• [Exercise goal]: Filter the lines below, keeping each one that holds "this".

Web page and app entries:
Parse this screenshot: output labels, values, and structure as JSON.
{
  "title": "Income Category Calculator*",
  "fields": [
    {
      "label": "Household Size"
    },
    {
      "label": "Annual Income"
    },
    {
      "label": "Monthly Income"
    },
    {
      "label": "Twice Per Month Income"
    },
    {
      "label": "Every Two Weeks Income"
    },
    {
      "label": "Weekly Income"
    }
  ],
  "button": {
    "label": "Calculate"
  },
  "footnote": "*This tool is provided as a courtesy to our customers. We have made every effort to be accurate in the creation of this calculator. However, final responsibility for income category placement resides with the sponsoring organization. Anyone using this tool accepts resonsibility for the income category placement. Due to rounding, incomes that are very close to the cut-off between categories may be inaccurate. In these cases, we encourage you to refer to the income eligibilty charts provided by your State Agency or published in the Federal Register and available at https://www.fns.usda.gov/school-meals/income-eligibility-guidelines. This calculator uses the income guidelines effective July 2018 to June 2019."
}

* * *

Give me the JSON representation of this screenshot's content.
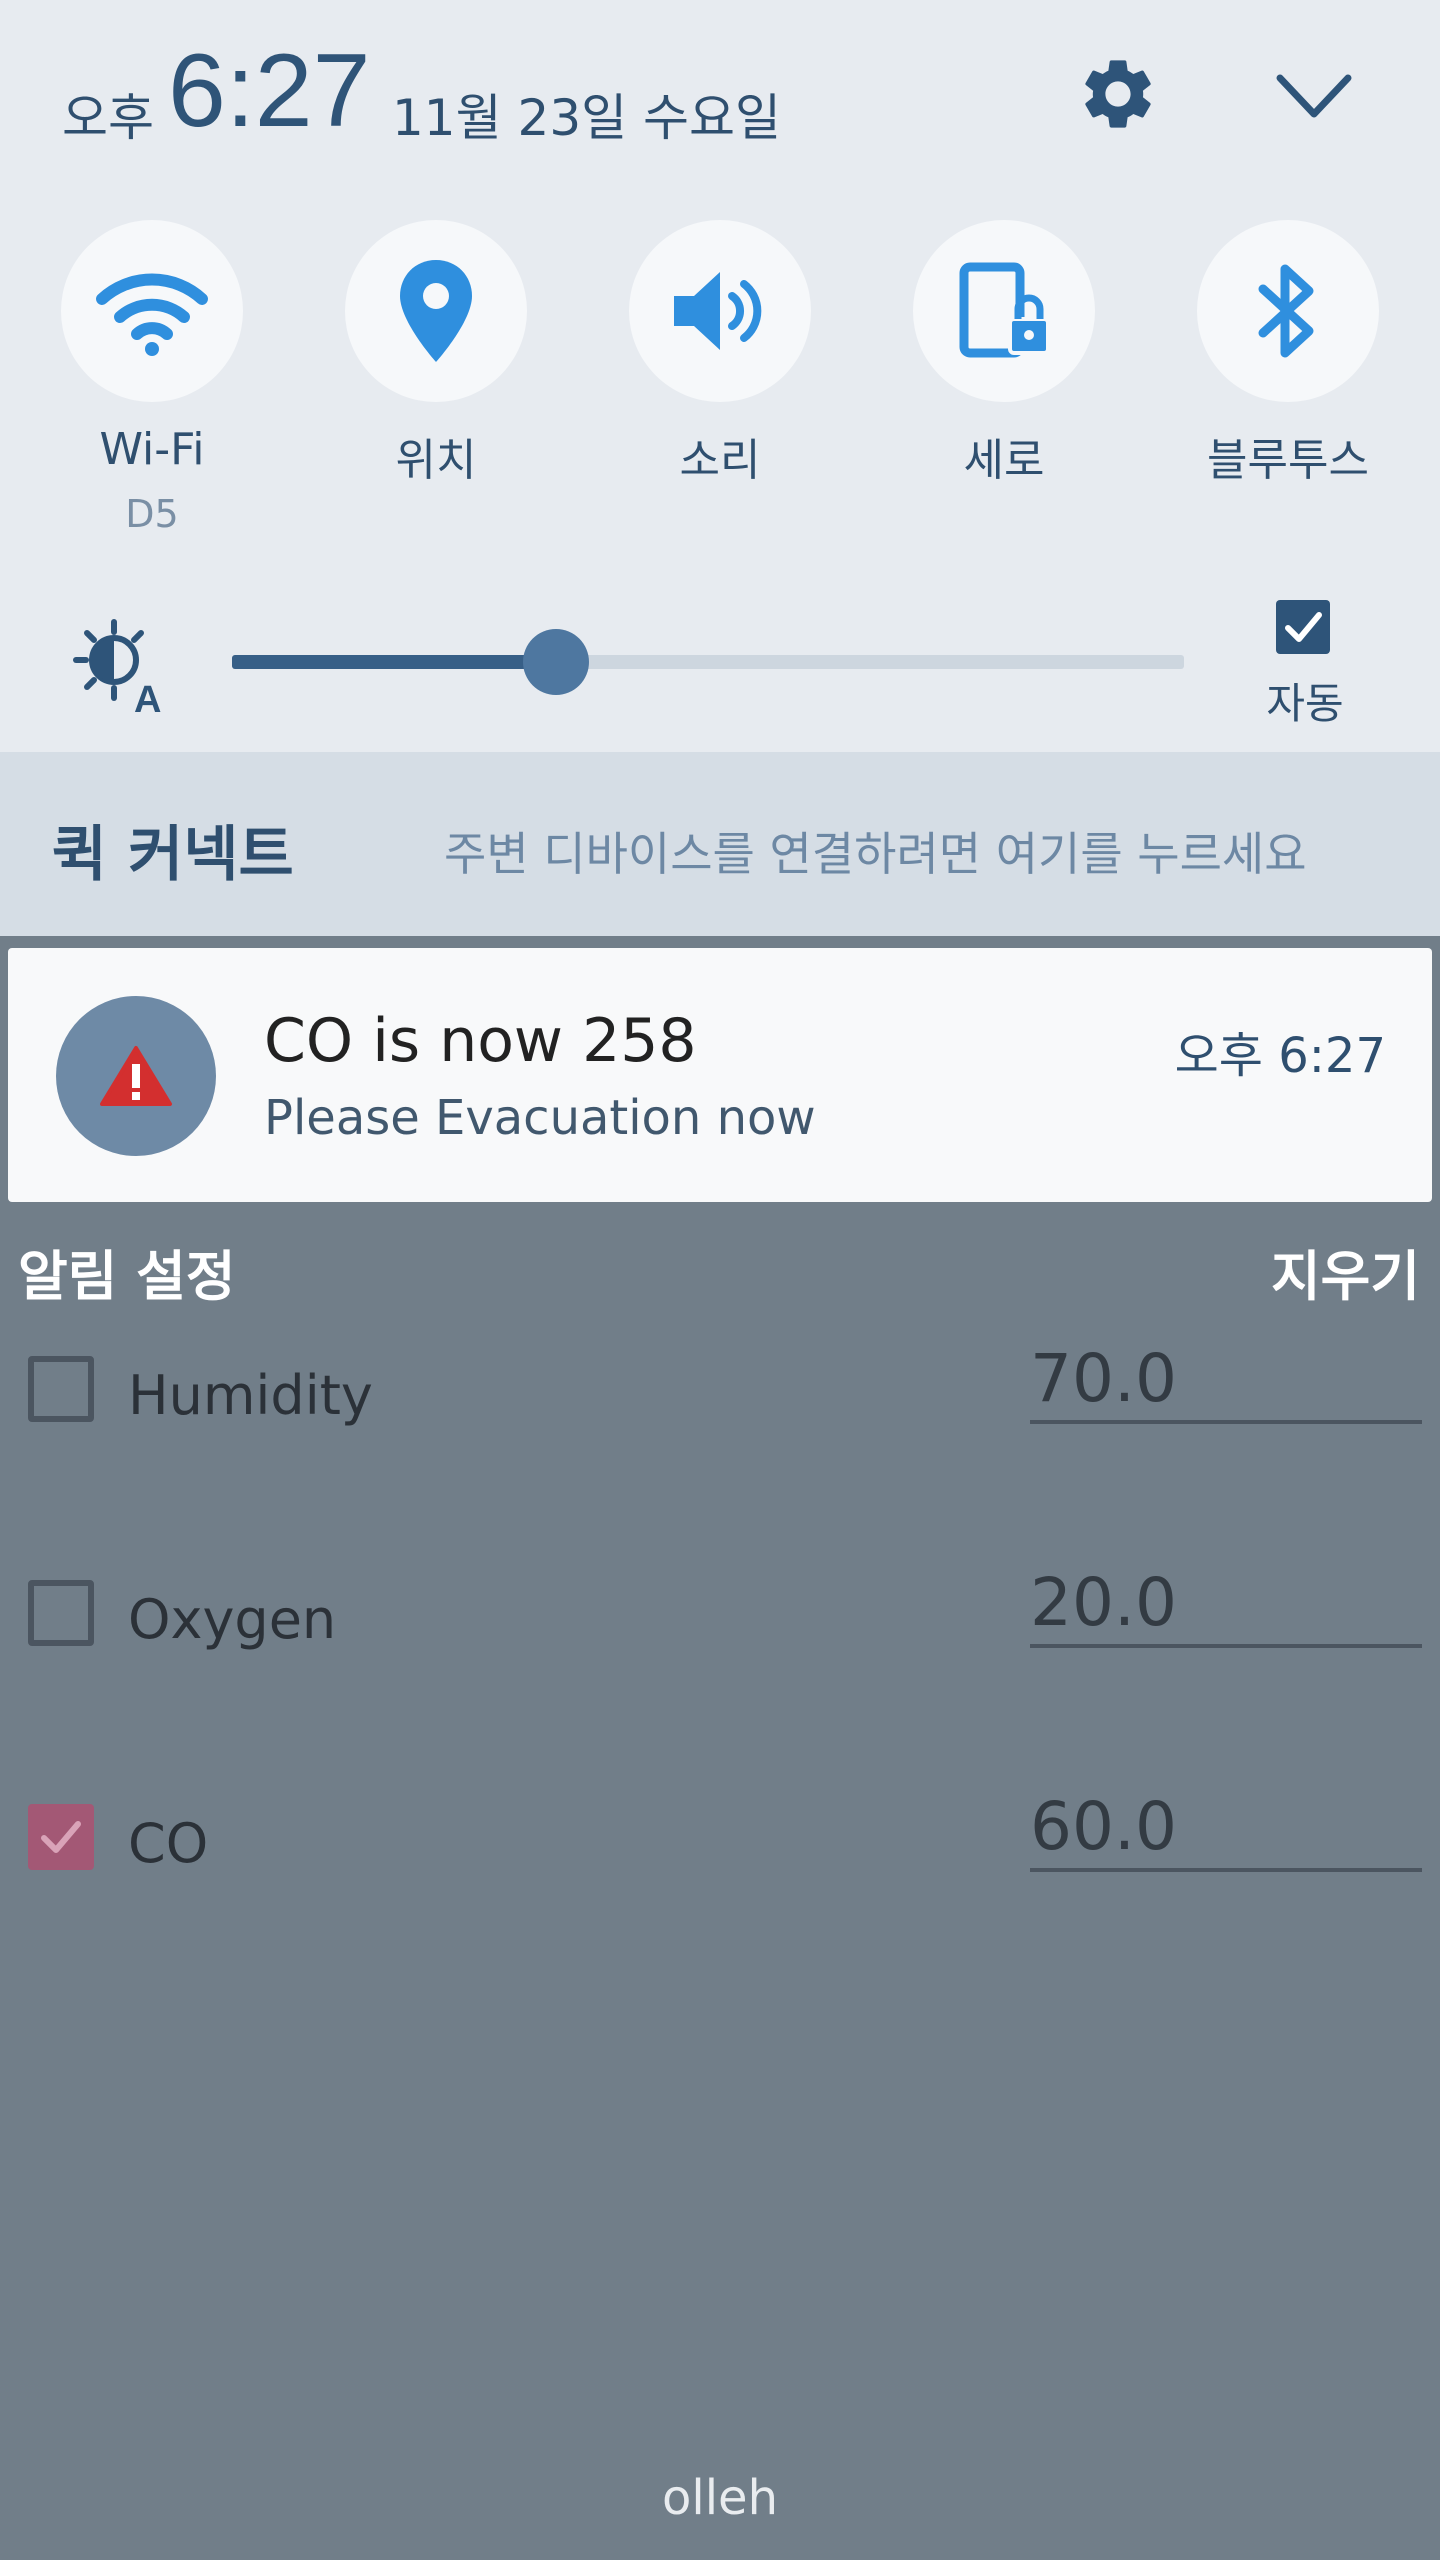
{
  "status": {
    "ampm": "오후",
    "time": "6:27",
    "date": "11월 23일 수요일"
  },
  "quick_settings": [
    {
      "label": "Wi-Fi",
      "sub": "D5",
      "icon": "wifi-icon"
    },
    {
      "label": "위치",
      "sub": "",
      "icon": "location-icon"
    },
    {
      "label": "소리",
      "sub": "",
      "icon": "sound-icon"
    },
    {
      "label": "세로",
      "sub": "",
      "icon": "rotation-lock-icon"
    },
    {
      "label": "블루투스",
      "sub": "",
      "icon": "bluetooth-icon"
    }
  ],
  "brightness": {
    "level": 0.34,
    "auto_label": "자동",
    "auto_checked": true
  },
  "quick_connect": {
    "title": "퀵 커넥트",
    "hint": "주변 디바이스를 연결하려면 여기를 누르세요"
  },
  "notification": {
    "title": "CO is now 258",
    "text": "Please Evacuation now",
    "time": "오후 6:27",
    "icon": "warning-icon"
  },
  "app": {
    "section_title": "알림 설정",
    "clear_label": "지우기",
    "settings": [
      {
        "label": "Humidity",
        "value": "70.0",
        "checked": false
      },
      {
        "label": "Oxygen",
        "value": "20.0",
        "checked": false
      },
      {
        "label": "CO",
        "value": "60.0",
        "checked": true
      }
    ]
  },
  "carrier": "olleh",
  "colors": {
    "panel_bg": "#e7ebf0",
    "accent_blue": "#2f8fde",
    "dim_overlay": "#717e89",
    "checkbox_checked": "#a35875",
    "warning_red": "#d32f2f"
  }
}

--

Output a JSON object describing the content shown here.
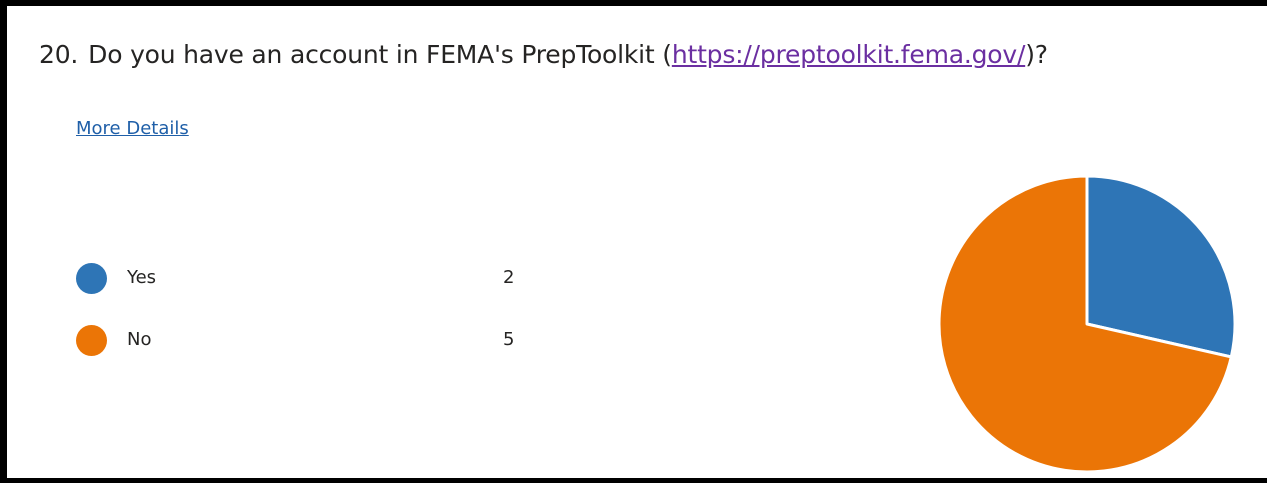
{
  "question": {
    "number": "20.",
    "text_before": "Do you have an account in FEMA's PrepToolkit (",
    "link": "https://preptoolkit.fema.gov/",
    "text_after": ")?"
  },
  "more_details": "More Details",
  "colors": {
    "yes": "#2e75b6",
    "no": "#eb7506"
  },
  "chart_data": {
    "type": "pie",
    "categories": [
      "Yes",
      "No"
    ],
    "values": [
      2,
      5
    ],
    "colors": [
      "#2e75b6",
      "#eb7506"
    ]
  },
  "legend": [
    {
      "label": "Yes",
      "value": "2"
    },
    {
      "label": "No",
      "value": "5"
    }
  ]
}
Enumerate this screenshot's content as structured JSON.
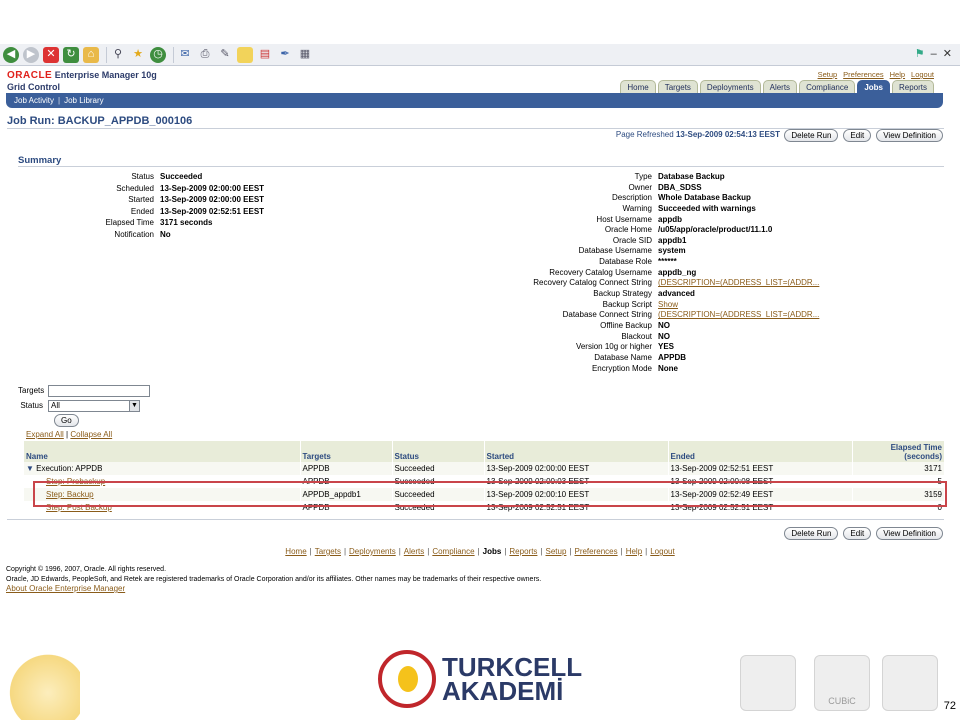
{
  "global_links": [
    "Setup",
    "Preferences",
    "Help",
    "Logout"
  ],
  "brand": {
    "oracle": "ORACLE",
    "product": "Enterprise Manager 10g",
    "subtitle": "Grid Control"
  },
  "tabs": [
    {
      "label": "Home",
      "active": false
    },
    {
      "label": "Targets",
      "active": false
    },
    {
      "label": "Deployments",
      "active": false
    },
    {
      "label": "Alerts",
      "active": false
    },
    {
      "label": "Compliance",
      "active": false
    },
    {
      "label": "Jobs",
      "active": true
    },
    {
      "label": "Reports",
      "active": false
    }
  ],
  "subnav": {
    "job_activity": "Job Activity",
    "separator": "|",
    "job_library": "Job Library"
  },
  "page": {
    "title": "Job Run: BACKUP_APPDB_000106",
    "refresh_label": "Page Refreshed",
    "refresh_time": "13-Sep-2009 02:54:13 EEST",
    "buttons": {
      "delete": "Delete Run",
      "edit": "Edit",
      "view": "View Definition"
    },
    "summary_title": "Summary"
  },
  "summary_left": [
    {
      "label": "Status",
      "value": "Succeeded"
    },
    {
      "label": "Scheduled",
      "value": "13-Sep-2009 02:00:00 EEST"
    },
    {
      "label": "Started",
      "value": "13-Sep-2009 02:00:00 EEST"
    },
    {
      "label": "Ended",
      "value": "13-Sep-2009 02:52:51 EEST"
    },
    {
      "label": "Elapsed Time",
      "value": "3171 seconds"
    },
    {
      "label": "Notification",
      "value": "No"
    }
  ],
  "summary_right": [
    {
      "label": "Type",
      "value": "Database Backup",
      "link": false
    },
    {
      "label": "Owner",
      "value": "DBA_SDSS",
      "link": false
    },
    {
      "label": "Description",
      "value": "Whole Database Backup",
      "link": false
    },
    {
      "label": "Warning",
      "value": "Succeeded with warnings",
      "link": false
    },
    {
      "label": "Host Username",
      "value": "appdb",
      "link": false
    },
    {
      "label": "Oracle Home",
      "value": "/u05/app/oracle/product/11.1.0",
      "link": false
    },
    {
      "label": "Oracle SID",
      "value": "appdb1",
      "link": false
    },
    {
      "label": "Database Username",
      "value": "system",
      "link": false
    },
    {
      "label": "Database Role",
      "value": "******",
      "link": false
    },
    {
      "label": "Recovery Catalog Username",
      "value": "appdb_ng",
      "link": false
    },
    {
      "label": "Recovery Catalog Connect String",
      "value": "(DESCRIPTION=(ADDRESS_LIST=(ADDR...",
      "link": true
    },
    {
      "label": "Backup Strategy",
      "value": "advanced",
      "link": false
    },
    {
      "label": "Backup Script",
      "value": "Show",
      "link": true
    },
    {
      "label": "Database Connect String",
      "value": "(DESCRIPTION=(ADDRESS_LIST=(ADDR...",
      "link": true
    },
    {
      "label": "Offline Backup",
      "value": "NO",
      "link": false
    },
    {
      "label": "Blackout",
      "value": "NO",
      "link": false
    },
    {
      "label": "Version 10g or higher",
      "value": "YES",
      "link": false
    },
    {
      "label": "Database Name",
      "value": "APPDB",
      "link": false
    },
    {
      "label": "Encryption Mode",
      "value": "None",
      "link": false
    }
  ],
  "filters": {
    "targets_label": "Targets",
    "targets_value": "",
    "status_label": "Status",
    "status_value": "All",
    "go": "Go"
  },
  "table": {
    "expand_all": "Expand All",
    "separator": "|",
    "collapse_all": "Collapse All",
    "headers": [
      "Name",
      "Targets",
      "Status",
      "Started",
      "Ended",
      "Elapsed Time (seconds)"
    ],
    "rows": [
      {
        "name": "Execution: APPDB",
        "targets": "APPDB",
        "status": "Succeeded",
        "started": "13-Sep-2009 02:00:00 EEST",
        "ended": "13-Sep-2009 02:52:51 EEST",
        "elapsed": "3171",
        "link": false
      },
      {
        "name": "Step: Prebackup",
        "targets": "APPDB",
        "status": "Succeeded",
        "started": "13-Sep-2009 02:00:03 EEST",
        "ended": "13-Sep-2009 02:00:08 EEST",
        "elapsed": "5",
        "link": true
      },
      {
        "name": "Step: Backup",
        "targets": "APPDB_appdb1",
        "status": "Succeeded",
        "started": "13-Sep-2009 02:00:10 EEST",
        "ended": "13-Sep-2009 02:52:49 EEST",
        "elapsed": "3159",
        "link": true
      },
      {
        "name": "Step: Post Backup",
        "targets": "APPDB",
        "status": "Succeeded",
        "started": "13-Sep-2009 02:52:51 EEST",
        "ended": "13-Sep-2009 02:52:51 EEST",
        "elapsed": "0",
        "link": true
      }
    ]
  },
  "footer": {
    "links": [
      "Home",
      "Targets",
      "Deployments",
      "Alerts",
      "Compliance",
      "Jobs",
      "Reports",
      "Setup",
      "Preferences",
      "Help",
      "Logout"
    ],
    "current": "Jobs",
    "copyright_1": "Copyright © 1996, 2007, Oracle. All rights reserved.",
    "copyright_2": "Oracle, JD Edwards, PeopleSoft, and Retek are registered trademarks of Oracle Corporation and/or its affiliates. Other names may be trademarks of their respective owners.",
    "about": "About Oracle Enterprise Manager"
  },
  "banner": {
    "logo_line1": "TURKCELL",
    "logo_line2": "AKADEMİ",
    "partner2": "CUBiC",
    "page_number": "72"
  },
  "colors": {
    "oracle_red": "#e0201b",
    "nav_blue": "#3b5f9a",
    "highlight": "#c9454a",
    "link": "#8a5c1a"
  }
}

• [Exercise result]:
Parse this screenshot: output labels, values, and structure as JSON.
  "footnote": "*This tool is provided as a courtesy to our customers. We have made every effort to be accurate in the creation of this calculator. However, final responsibility for income category placement resides with the sponsoring organization. Anyone using this tool accepts resonsibility for the income category placement. Due to rounding, incomes that are very close to the cut-off between categories may be inaccurate. In these cases, we encourage you to refer to the income eligibilty charts provided by your State Agency or published in the Federal Register and available at https://www.fns.usda.gov/school-meals/income-eligibility-guidelines. This calculator uses the income guidelines effective July 2018 to June 2019."
Give me the JSON representation of this screenshot's content.
Enumerate this screenshot's content as structured JSON.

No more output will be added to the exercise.